Physician Assistant Workforce Critical to Expanding Healthcare Access in Crowded U.S. Marketplace


As the Affordable Care Act floodgates open, fast-growing PA profession recognizes National PA Week, Oct. 6–12

Alexandria, Va. — As millions of Americans sign up for health coverage, the nation’s fast-growing physician assistant (PA) workforce is already on the frontlines practicing medicine and increasing access to high-quality, patient-centered healthcare.  Because of their critical role in meeting the demand for care, PAs are named one of three primary care providers in the Affordable Care Act (ACA).

“Currently, there are more than 93,000 PAs throughout the U.S. whose education in general medicine prepares them to be extremely nimble, positioning  them very well to address an influx of 20 million new patients entering the healthcare system,” said Lawrence Herman, MPA, PA-C, DFAAPA and president of the American Academy of Physician Assistants (AAPA).

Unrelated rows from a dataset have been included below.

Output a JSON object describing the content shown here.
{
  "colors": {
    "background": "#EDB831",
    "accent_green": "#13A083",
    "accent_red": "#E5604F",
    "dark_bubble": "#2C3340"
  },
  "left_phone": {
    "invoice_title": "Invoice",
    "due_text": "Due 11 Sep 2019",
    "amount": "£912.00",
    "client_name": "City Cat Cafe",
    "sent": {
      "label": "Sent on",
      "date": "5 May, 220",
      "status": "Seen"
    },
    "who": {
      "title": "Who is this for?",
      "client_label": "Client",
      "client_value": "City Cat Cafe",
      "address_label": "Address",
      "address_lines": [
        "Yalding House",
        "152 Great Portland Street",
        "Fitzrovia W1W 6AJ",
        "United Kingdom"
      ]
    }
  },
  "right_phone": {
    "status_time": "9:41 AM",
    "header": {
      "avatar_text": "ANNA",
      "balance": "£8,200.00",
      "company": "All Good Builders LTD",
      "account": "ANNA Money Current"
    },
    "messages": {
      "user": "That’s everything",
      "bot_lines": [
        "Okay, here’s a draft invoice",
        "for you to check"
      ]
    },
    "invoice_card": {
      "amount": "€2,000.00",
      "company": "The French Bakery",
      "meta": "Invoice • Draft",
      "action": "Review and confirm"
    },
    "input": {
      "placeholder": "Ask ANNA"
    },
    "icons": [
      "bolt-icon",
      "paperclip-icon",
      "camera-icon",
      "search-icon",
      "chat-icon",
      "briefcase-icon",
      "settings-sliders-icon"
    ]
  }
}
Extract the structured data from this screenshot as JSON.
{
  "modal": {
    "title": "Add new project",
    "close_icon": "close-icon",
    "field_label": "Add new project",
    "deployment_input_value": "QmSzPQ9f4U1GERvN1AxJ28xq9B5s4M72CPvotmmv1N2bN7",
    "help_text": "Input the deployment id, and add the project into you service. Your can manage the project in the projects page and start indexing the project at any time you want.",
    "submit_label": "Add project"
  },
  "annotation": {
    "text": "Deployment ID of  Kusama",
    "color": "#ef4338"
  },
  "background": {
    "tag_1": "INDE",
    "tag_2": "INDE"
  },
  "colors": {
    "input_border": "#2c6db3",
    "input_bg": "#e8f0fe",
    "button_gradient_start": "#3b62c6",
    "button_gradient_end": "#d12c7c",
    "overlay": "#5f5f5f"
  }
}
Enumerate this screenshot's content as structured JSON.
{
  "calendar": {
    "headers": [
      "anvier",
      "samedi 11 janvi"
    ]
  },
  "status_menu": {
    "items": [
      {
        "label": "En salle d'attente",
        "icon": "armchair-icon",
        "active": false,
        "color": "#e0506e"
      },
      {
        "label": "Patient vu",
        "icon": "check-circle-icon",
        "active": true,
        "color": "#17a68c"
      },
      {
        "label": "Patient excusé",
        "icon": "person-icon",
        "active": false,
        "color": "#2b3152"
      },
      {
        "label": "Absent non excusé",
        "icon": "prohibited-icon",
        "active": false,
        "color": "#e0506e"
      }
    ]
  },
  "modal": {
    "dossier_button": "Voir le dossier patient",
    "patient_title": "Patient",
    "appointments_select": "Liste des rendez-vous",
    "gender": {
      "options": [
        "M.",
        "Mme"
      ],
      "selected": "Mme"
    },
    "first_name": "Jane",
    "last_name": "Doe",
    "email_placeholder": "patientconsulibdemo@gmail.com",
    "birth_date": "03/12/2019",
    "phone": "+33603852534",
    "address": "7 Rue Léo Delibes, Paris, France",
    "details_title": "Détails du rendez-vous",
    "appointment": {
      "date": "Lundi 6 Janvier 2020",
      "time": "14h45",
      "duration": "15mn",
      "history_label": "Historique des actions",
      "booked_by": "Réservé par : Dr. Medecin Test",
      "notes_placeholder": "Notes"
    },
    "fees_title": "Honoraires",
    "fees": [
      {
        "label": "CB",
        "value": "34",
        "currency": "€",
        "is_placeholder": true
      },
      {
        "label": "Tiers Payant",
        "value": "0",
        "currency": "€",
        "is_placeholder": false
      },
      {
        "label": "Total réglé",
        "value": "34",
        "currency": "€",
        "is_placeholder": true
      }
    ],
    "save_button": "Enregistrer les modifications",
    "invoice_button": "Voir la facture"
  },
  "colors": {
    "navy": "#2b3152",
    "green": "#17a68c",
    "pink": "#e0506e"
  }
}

In light of a projected physician shortage—estimated at 90,000 by 2020, according to the Association of American Medical Colleges—PAs have the training, flexibility and agility to respond immediately to the healthcare needs of millions of previously uninsured patients. In fact, PAs practice medicine and in surgery across all settings and specialties including family medicine, primary care, emergency medicine, surgery, oncology, psychiatry, radiology and pediatrics.

“PAs can perform up to 85 percent of the duties of physicians, including prescribing medicine, which allows us to pivot easily in diverse practice settings, bridge gaps in care and solve patient problems in this new era of healthcare,” said Herman. “Now, more than ever, America needs PAs.”

Increased access to care is especially important in critical health arenas such as primary care and underserved areas. Nearly 1 in 3 PAs (32 percent) practice in primary care and 37 percent of PAs work in medically underserved counties of the U.S.

Results of AAPA’s annual survey of the PA profession exemplify the specific ways that PAs are meeting patients’ healthcare needs. According to the survey, the top clinical procedures performed by PAs include: writing prescriptions (82 percent), acute care management (80 percent), chronic disease management (64 percent), follow-up patient calls (63 percent), care coordination (58 percent), clinical consultations (55 percent), minor surgical procedures (52 percent), clinical preventive services (49 percent), first assisting in surgery (24 percent), phone triage (23 percent) and end-of-life care (14 percent).

Since 2006, the PA profession has grown 34 percent and is expected to continue growing. According to the Accreditation Review Commission on Education for the Physician Assistant (ARC-PA), more than 7,000 new PAs graduate annually from 173ARC-PA accredited programs throughout the U.S. The profession has nearly doubled in size in the last 10 years.

A PA is a graduate of an accredited PA educational program who is nationally certified and state-licensed to practice medicine. PA master’s degree programs take about two and a half years to complete and are modeled on the medical school curriculum, a combination of classroom education and more than 2,000 hours of clinical rotations. All 50 states and the District of Columbia allow PAs to practice and prescribe medicine.

The profession will honor PAs’ invaluable role in transforming healthcare during National PA Week. Held every year from Oct. 6 – 12, PA Week is a time when PAs and PA students celebrate their profession through local and national events designed to increase awareness of the value PAs bring to today’s healthcare team.

Source:  American Academy of Physician Assistants